** To do **
A complete answer includes every line below with the word "value".

** Provided data **
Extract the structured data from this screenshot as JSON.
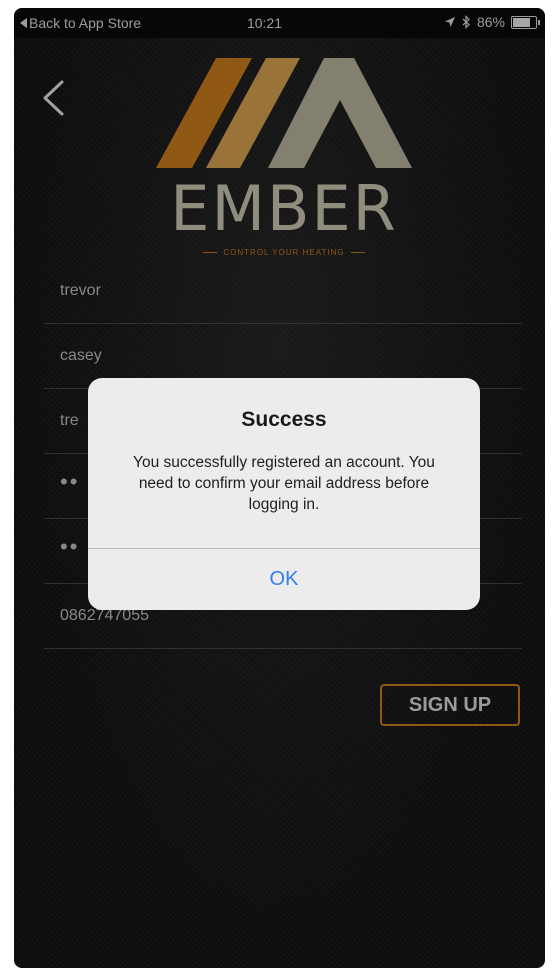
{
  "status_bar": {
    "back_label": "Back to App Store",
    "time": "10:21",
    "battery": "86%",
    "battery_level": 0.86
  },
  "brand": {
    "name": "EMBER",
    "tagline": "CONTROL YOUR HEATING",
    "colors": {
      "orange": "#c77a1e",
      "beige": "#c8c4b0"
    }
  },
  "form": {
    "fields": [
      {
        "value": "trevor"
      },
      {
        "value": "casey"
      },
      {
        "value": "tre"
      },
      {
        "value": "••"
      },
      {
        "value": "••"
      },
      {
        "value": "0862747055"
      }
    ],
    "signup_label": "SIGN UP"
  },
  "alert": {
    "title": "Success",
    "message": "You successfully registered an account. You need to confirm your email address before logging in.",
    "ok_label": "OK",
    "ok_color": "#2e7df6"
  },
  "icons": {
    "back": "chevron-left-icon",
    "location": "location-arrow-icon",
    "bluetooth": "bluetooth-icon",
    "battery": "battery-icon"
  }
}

** The completed task **
        "value": "trevor"
        "value": "casey"
        "value": "tre"
        "value": "••"
        "value": "••"
        "value": "0862747055"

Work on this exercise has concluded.